- For example, positive for forwards and negative for backwards
- When using a sign convention it is CRUCIAL to provide a key explaining the convention used.
- Using a sign convention allows you to enter the directions and magnitudes into your calculator. The sign of the final magnitude gives the direction of the total vector.

### Steps for Adding

- Apply the sign convention to change each of the directions to signs
- Add their magnitudes and their signs together
- Refer to the sign convention to determine to direction of thr resultant vector
- State the resultant vector

- Example:
- A student walks 25m forward, then 16m backward, then 44m forward, then 12m backward. Determine the total displacement.

- Forward is positive

- 25m forward = 25m
- 16m backward = -16m
- 44m forward = 44m
- 12m backward = -12m

- $25-16+44-12 = +41$
- Positive is forward
- Therefore, the total displacement is 41m forward.

### Steps for Subtracting

- Apply the sign convention to change each of the directions to signs
- Reverse the direction of the initial vector by reversing the sign
- Do vector addition with the results

- Example:
- An aeroplane changes course from 255m/s West to 160m/s East. Determine the change in velocity.

- West is negative

- 225m/s West = -255m/s $\vec{v}_1$
- 160m/s East = 160m/s $\vec{v}_2$

- Reverse the initial vector: $-\vec{v}_1$ = 255m/s
- Add the vectors: $-\vec{v}_1 + \vec{v}_2 = 225+160 = 415m/s$
- Positive is east, therefore the change in velocity is 415m/s East

## Displacement, Speed and Velocity

- This section will explain the terms and concepts of RECTILINEAR (straight-line), such as position, distance, displacement, speed and velocity.

### Center of Mass

- An object’s motion is described in terms of their CENTER OF MASS, a single point which is the balance point of the object.

### Position

- Position describes the location of an object at a certain point in time with respect to the origin.
- Position is a vector quantity and therefore requires a direction. The absolute reference frame for the direction is the origin of the object.
- Position is measured in metres.

### Distance Travelled

- Distance Travelled describes how far a body travels during a journey.
- Distance is a scalar quantity and is measured in meters.

### Displacement

- Displacement is the change in position of an object, and is represented by the symbol $\vec{s}$
- Displacement considers only the starting point and ending point
- In other words, the displacement of an object is the straight-line distance between its start and end points

- Displacement is calculated by subtracting the initial position from the final position
- Displacement is a VECTOR and therefore must have a direction as well as a magnitude

#### Displacement-Time Graphs

- Displacement-time graphs can be used to summarise the motion of an object
- The gradient of the graph at any point is the velocity at that point

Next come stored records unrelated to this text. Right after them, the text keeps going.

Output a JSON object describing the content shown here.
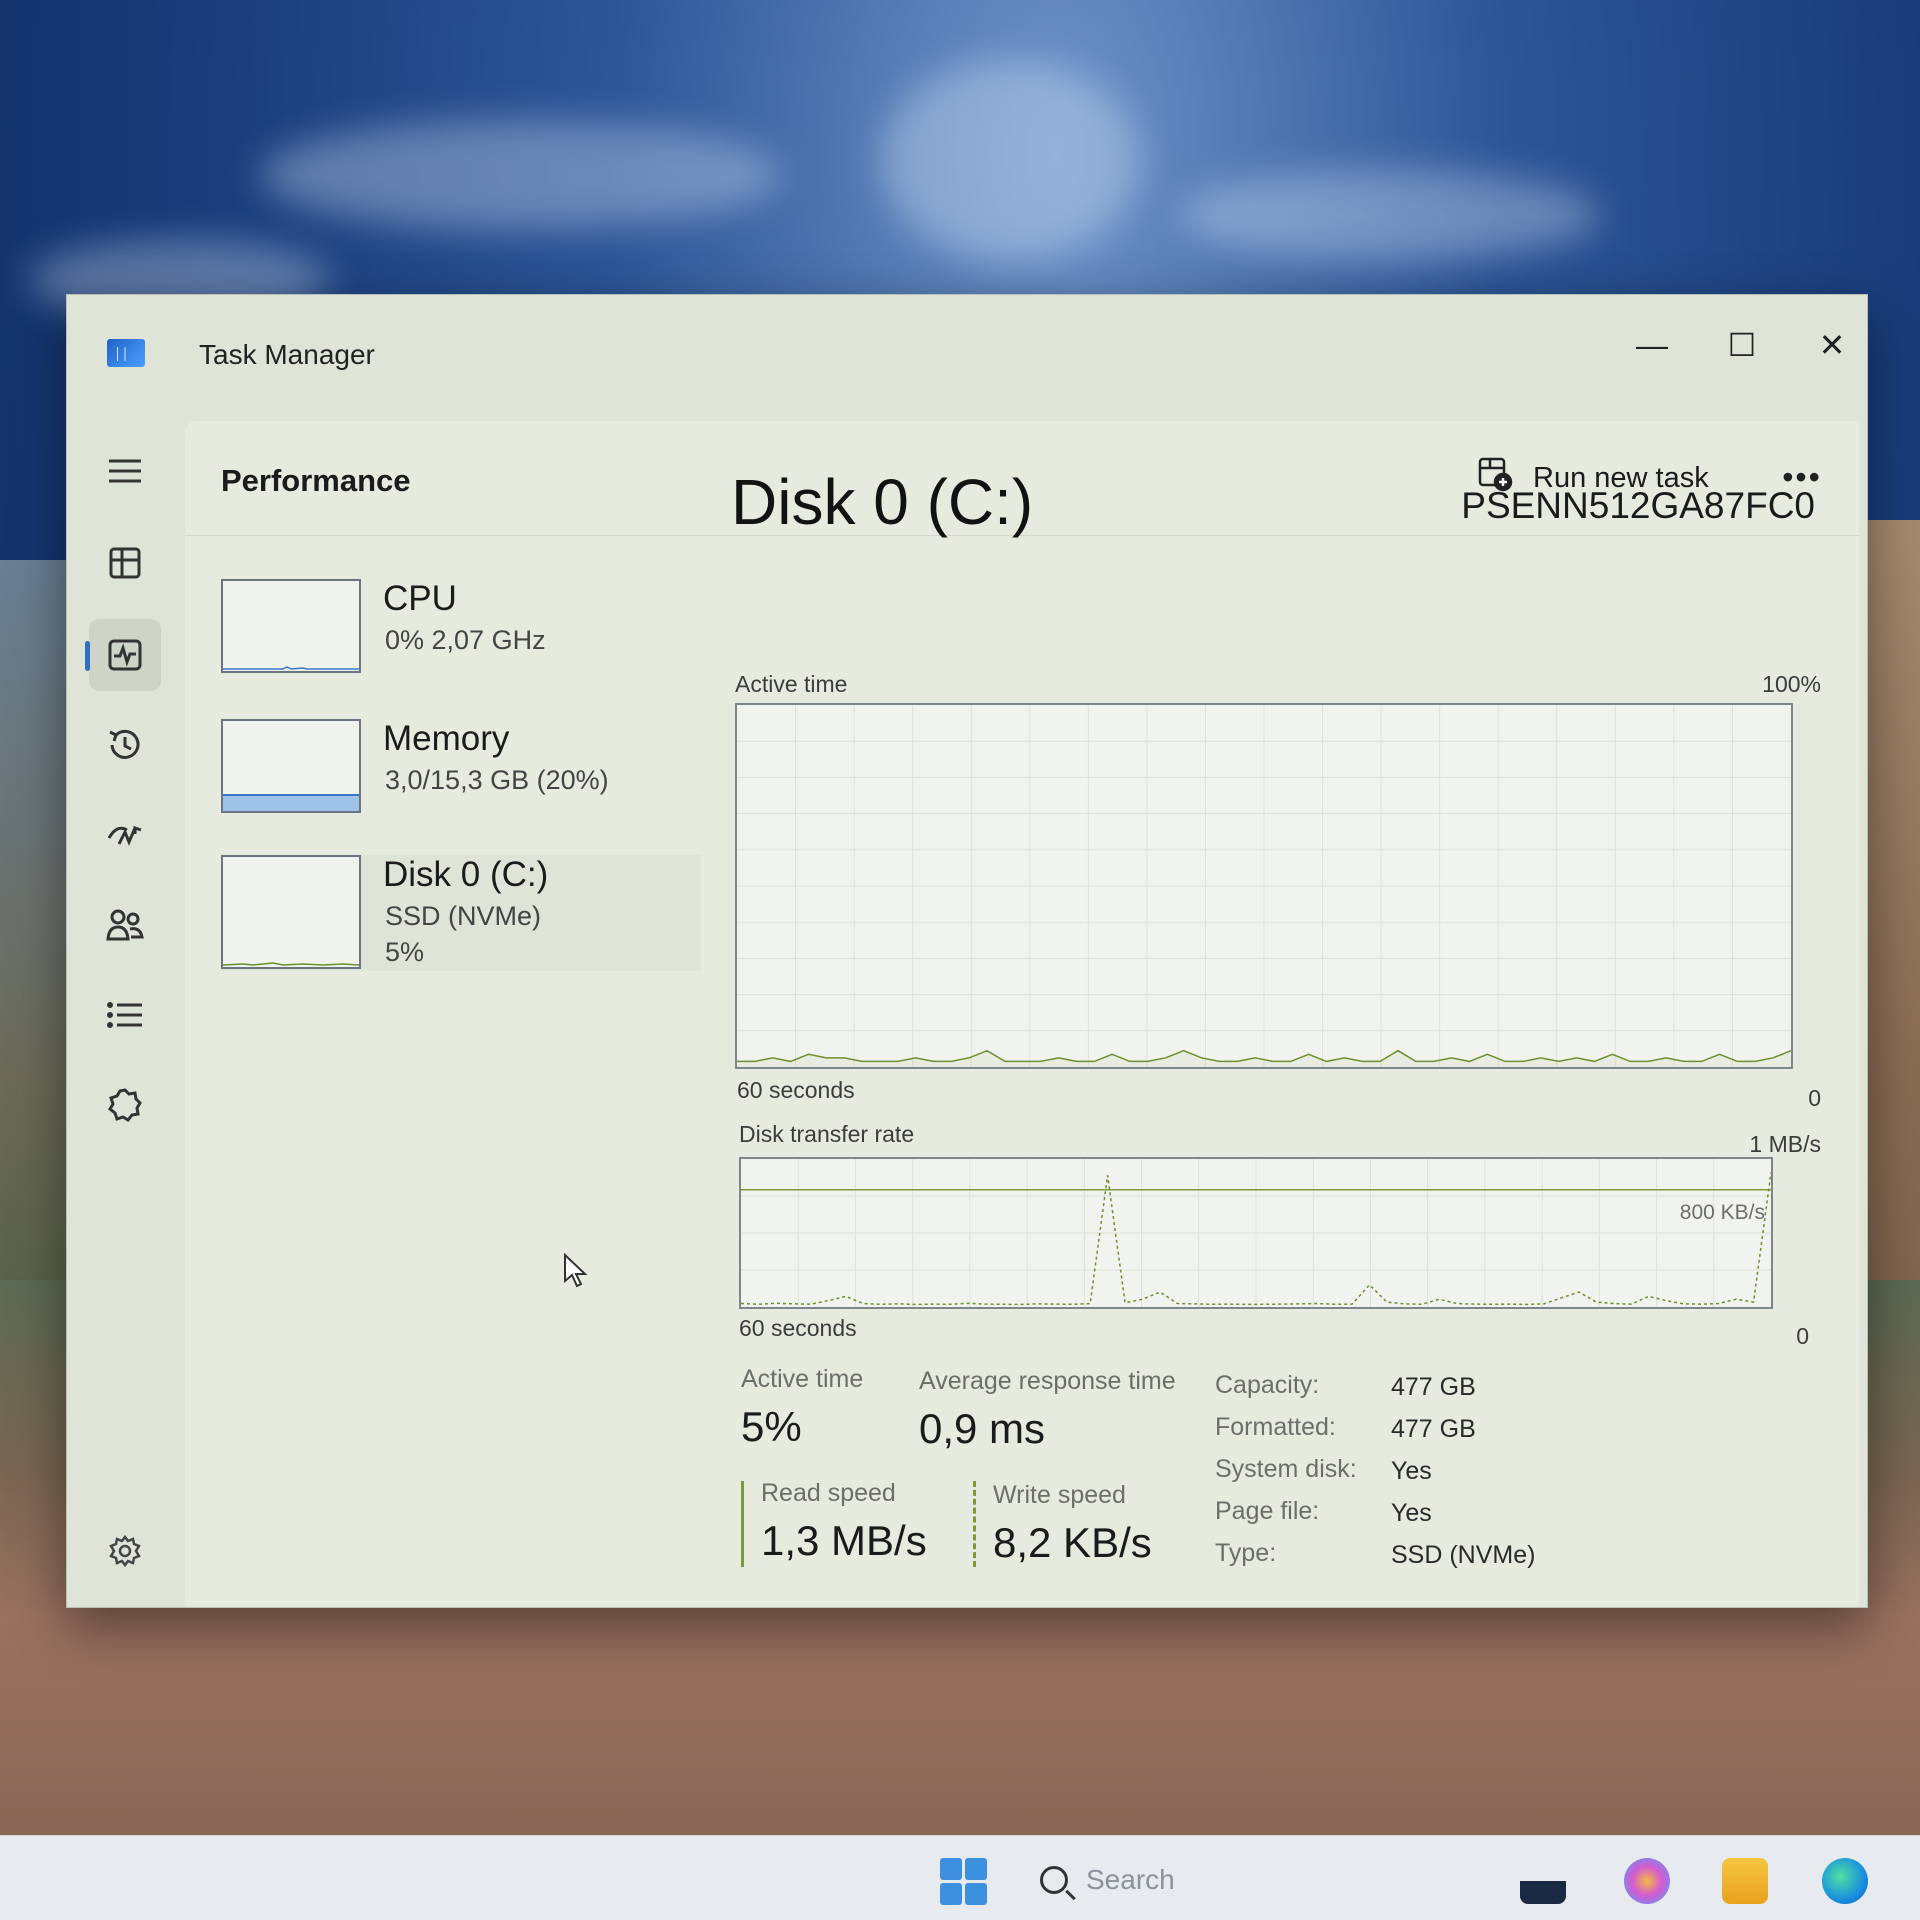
{
  "window": {
    "title": "Task Manager",
    "minimize": "—",
    "maximize": "☐",
    "close": "✕"
  },
  "header": {
    "title": "Performance",
    "run_task": "Run new task",
    "more": "•••"
  },
  "devices": [
    {
      "name": "CPU",
      "sub": "0%  2,07 GHz",
      "sub2": ""
    },
    {
      "name": "Memory",
      "sub": "3,0/15,3 GB (20%)",
      "sub2": ""
    },
    {
      "name": "Disk 0 (C:)",
      "sub": "SSD (NVMe)",
      "sub2": "5%"
    }
  ],
  "detail": {
    "title": "Disk 0 (C:)",
    "model": "PSENN512GA87FC0"
  },
  "graph1": {
    "label": "Active time",
    "max": "100%",
    "span": "60 seconds",
    "min": "0"
  },
  "graph2": {
    "label": "Disk transfer rate",
    "max": "1 MB/s",
    "ref": "800 KB/s",
    "span": "60 seconds",
    "min": "0"
  },
  "stats": {
    "active_time_label": "Active time",
    "active_time_value": "5%",
    "avg_resp_label": "Average response time",
    "avg_resp_value": "0,9 ms",
    "read_label": "Read speed",
    "read_value": "1,3 MB/s",
    "write_label": "Write speed",
    "write_value": "8,2 KB/s"
  },
  "properties": [
    {
      "key": "Capacity:",
      "value": "477 GB"
    },
    {
      "key": "Formatted:",
      "value": "477 GB"
    },
    {
      "key": "System disk:",
      "value": "Yes"
    },
    {
      "key": "Page file:",
      "value": "Yes"
    },
    {
      "key": "Type:",
      "value": "SSD (NVMe)"
    }
  ],
  "taskbar": {
    "search_placeholder": "Search"
  },
  "chart_data": [
    {
      "type": "line",
      "title": "Active time",
      "ylim": [
        0,
        100
      ],
      "y_unit": "%",
      "x_span_seconds": 60,
      "series": [
        {
          "values": [
            1,
            1,
            2,
            1,
            3,
            2,
            2,
            1,
            1,
            1,
            2,
            1,
            1,
            2,
            4,
            1,
            1,
            1,
            2,
            1,
            1,
            3,
            1,
            1,
            2,
            4,
            2,
            1,
            1,
            2,
            1,
            1,
            3,
            1,
            2,
            1,
            1,
            4,
            1,
            1,
            2,
            1,
            3,
            1,
            1,
            2,
            1,
            2,
            1,
            3,
            1,
            1,
            2,
            1,
            1,
            3,
            1,
            1,
            2,
            4
          ]
        }
      ]
    },
    {
      "type": "line",
      "title": "Disk transfer rate",
      "ylim": [
        0,
        1000
      ],
      "y_unit": "KB/s",
      "x_span_seconds": 60,
      "reference_line": 800,
      "series": [
        {
          "values": [
            10,
            5,
            12,
            8,
            6,
            30,
            60,
            10,
            5,
            8,
            4,
            6,
            5,
            12,
            6,
            5,
            4,
            8,
            6,
            5,
            10,
            900,
            15,
            40,
            90,
            10,
            8,
            5,
            6,
            4,
            5,
            6,
            8,
            10,
            5,
            6,
            140,
            20,
            8,
            5,
            40,
            10,
            6,
            5,
            6,
            4,
            8,
            50,
            90,
            20,
            10,
            6,
            60,
            30,
            8,
            6,
            10,
            40,
            20,
            920
          ]
        }
      ]
    }
  ]
}
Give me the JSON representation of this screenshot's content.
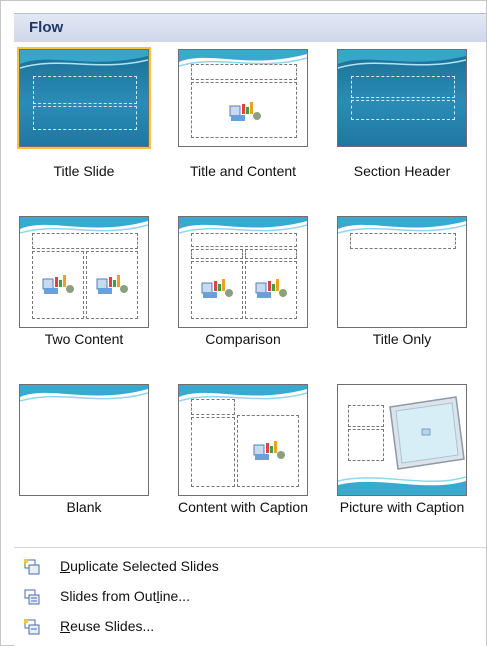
{
  "header": {
    "title": "Flow"
  },
  "layouts": [
    {
      "label": "Title Slide"
    },
    {
      "label": "Title and Content"
    },
    {
      "label": "Section Header"
    },
    {
      "label": "Two Content"
    },
    {
      "label": "Comparison"
    },
    {
      "label": "Title Only"
    },
    {
      "label": "Blank"
    },
    {
      "label": "Content with Caption"
    },
    {
      "label": "Picture with Caption"
    }
  ],
  "menu": [
    {
      "pre": "",
      "acc": "D",
      "post": "uplicate Selected Slides",
      "icon": "duplicate-slides-icon"
    },
    {
      "pre": "Slides from Out",
      "acc": "l",
      "post": "ine...",
      "icon": "outline-icon"
    },
    {
      "pre": "",
      "acc": "R",
      "post": "euse Slides...",
      "icon": "reuse-slides-icon"
    }
  ]
}
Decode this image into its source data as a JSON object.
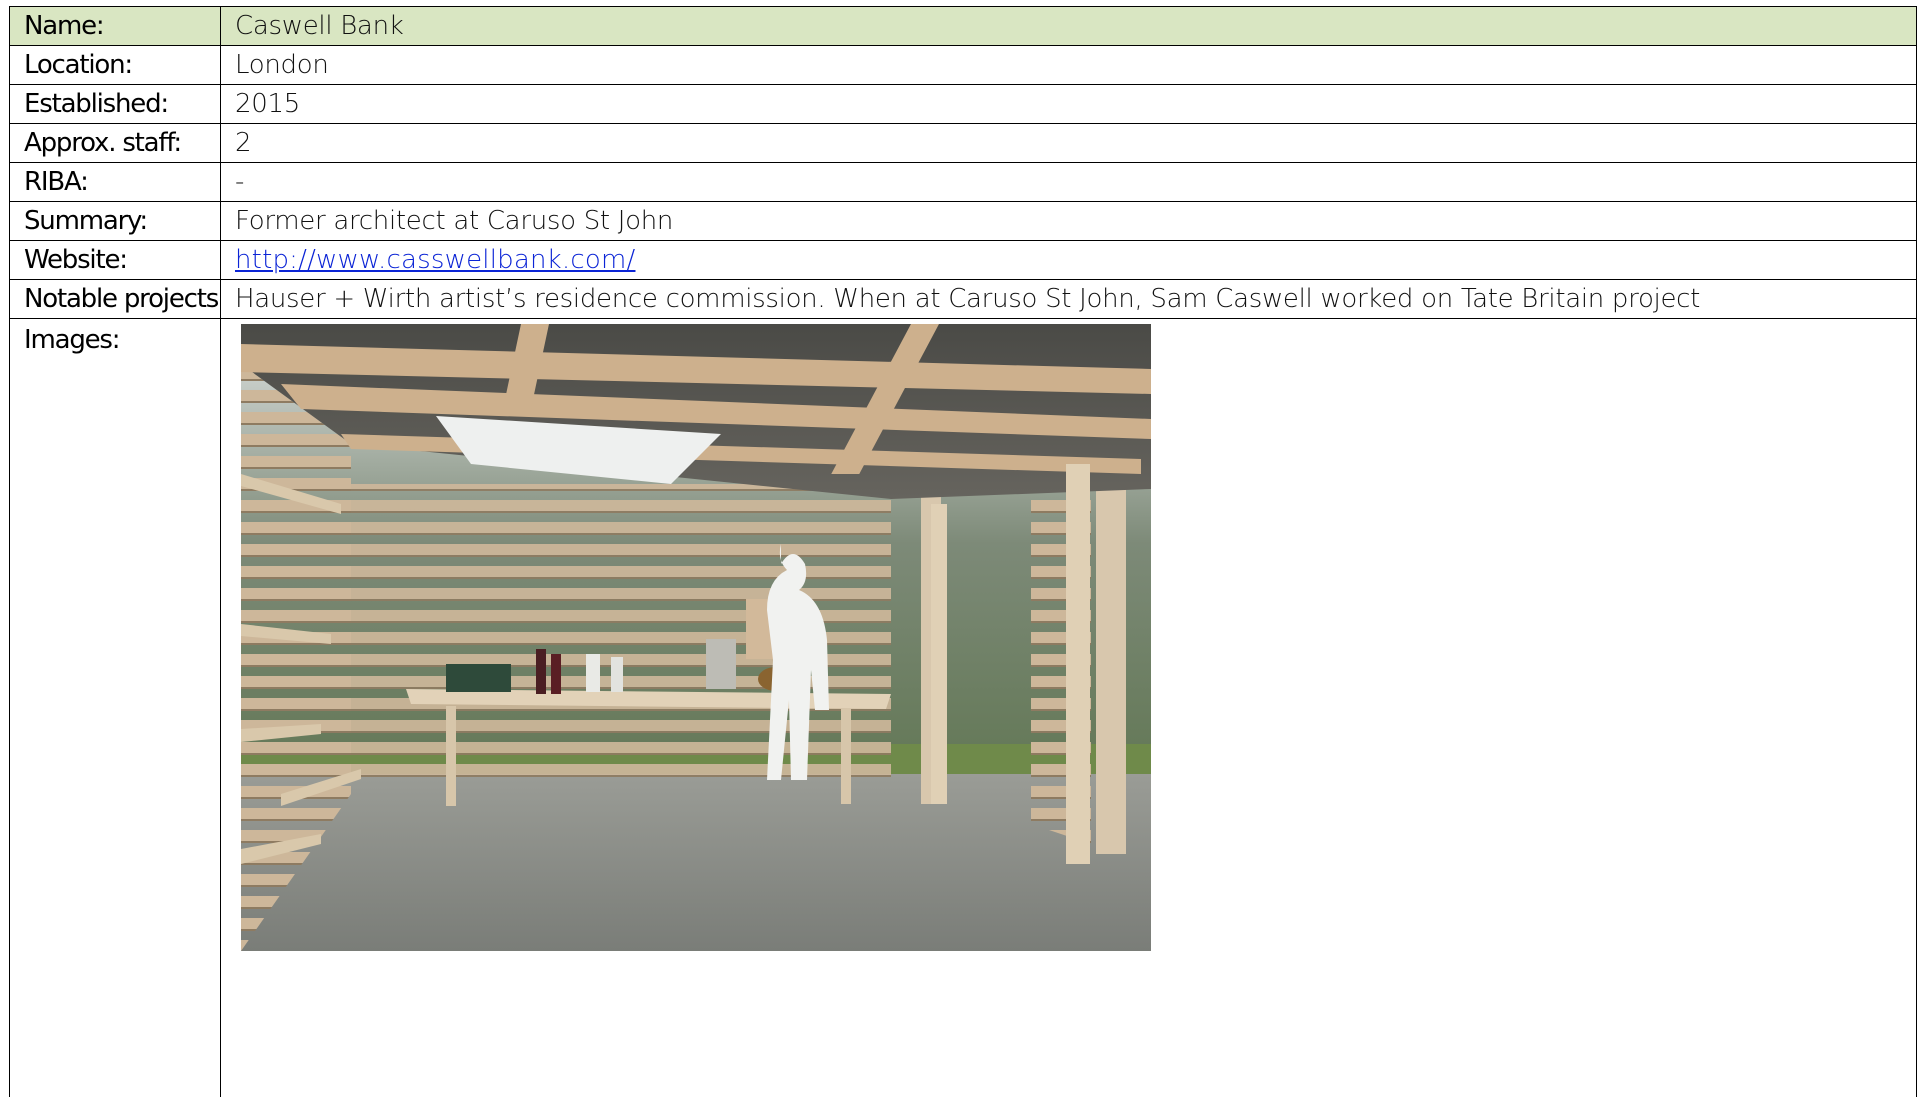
{
  "profile": {
    "name_label": "Name:",
    "name_value": "Caswell Bank",
    "location_label": "Location:",
    "location_value": "London",
    "established_label": "Established:",
    "established_value": "2015",
    "staff_label": "Approx. staff:",
    "staff_value": "2",
    "riba_label": "RIBA:",
    "riba_value": "-",
    "summary_label": "Summary:",
    "summary_value": "Former architect at Caruso St John",
    "website_label": "Website:",
    "website_value": "http://www.casswellbank.com/",
    "projects_label": "Notable projects:",
    "projects_value": "Hauser + Wirth artist’s residence commission. When at Caruso St John, Sam Caswell worked on Tate Britain project",
    "images_label": "Images:"
  },
  "colors": {
    "header_row_bg": "#d9e6c2",
    "link": "#0b24d6",
    "border": "#000000"
  }
}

## Speed and Velocity

- Speed is the rate at which distance is travelled
- Speed is SCALAR

- Velocity is the rate at which displacement changes
- Velocity is a VECTOR

- Speed and velocity are both measured in $m/s^2$

### Instantaneous Speed and Velocity

- How fast an object is moving at a particular point in time
- The instantaneous speed is ALWAYS equal to the magnitude of the instantaneous velocity

### Average Speed and Velocity

- Indication of how fast an object is moving over a period of time
- Average Speed: $v_{av} = \frac{\text{Distance Travelled}}{\text{Time Taken}} = \frac{d}{\Delta t}$
- Average Velocity: $\vec{v_{av}} = \frac{\text{Displacement}}{\text{Time Taken}} = \frac{\vec{d}}{\Delta t}$

## Converting between km/h and m/s

- To convert km/h to m/s, divide by 3.6
- To convert from m/s to km/h, multiply by 3.6

## SUVAT Equations

- These can also be expressed with different subjects: